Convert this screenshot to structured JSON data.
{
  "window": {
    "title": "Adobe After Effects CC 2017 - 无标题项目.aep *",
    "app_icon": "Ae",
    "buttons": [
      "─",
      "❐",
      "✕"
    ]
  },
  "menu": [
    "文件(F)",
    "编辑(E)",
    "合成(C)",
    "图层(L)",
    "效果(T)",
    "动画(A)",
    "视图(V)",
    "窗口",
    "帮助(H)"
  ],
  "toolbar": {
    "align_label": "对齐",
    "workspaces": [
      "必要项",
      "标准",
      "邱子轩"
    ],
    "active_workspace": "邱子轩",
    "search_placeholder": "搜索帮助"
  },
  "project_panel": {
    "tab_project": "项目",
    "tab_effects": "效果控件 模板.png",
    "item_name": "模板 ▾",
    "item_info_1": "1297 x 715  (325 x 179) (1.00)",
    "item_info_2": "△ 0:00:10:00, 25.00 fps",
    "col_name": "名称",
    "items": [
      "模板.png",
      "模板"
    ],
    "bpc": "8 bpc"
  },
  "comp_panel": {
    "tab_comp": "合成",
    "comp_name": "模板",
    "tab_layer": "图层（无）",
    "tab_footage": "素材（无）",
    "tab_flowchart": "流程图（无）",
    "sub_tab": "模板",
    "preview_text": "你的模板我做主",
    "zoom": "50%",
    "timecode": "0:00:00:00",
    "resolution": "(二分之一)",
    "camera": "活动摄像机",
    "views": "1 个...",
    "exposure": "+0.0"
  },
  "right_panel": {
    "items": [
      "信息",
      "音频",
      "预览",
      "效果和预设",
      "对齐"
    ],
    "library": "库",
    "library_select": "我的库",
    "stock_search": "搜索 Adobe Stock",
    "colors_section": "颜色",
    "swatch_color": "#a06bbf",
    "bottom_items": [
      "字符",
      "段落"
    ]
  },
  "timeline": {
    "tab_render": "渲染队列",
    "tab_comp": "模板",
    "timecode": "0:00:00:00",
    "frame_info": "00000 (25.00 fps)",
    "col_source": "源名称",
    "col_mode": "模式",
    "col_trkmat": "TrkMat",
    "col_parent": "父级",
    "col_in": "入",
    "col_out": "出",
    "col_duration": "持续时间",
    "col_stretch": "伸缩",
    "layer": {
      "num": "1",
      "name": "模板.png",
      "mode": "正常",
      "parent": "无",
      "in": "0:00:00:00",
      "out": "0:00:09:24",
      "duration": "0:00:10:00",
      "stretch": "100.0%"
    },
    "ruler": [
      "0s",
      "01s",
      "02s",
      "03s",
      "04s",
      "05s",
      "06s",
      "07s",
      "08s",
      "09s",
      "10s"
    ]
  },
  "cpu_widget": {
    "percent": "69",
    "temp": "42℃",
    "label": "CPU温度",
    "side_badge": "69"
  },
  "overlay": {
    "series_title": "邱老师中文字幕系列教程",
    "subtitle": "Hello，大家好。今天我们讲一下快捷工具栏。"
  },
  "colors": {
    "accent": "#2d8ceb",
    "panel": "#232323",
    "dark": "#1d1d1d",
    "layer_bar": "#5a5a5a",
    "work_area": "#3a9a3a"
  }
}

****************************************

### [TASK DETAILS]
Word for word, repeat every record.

### [OUTPUT OF THE EXERCISE]
Convert this screenshot to structured JSON data.
{
  "window": {
    "title": "Adobe After Effects CC 2017 - 无标题项目.aep *",
    "app_icon": "Ae",
    "buttons": [
      "─",
      "❐",
      "✕"
    ]
  },
  "menu": [
    "文件(F)",
    "编辑(E)",
    "合成(C)",
    "图层(L)",
    "效果(T)",
    "动画(A)",
    "视图(V)",
    "窗口",
    "帮助(H)"
  ],
  "toolbar": {
    "align_label": "对齐",
    "workspaces": [
      "必要项",
      "标准",
      "邱子轩"
    ],
    "active_workspace": "邱子轩",
    "search_placeholder": "搜索帮助"
  },
  "project_panel": {
    "tab_project": "项目",
    "tab_effects": "效果控件 模板.png",
    "item_name": "模板 ▾",
    "item_info_1": "1297 x 715  (325 x 179) (1.00)",
    "item_info_2": "△ 0:00:10:00, 25.00 fps",
    "col_name": "名称",
    "items": [
      "模板.png",
      "模板"
    ],
    "bpc": "8 bpc"
  },
  "comp_panel": {
    "tab_comp": "合成",
    "comp_name": "模板",
    "tab_layer": "图层（无）",
    "tab_footage": "素材（无）",
    "tab_flowchart": "流程图（无）",
    "sub_tab": "模板",
    "preview_text": "你的模板我做主",
    "zoom": "50%",
    "timecode": "0:00:00:00",
    "resolution": "(二分之一)",
    "camera": "活动摄像机",
    "views": "1 个...",
    "exposure": "+0.0"
  },
  "right_panel": {
    "items": [
      "信息",
      "音频",
      "预览",
      "效果和预设",
      "对齐"
    ],
    "library": "库",
    "library_select": "我的库",
    "stock_search": "搜索 Adobe Stock",
    "colors_section": "颜色",
    "swatch_color": "#a06bbf",
    "bottom_items": [
      "字符",
      "段落"
    ]
  },
  "timeline": {
    "tab_render": "渲染队列",
    "tab_comp": "模板",
    "timecode": "0:00:00:00",
    "frame_info": "00000 (25.00 fps)",
    "col_source": "源名称",
    "col_mode": "模式",
    "col_trkmat": "TrkMat",
    "col_parent": "父级",
    "col_in": "入",
    "col_out": "出",
    "col_duration": "持续时间",
    "col_stretch": "伸缩",
    "layer": {
      "num": "1",
      "name": "模板.png",
      "mode": "正常",
      "parent": "无",
      "in": "0:00:00:00",
      "out": "0:00:09:24",
      "duration": "0:00:10:00",
      "stretch": "100.0%"
    },
    "ruler": [
      "0s",
      "01s",
      "02s",
      "03s",
      "04s",
      "05s",
      "06s",
      "07s",
      "08s",
      "09s",
      "10s"
    ]
  },
  "cpu_widget": {
    "percent": "69",
    "temp": "42℃",
    "label": "CPU温度",
    "side_badge": "69"
  },
  "overlay": {
    "series_title": "邱老师中文字幕系列教程",
    "subtitle": "Hello，大家好。今天我们讲一下快捷工具栏。"
  },
  "colors": {
    "accent": "#2d8ceb",
    "panel": "#232323",
    "dark": "#1d1d1d",
    "layer_bar": "#5a5a5a",
    "work_area": "#3a9a3a"
  }
}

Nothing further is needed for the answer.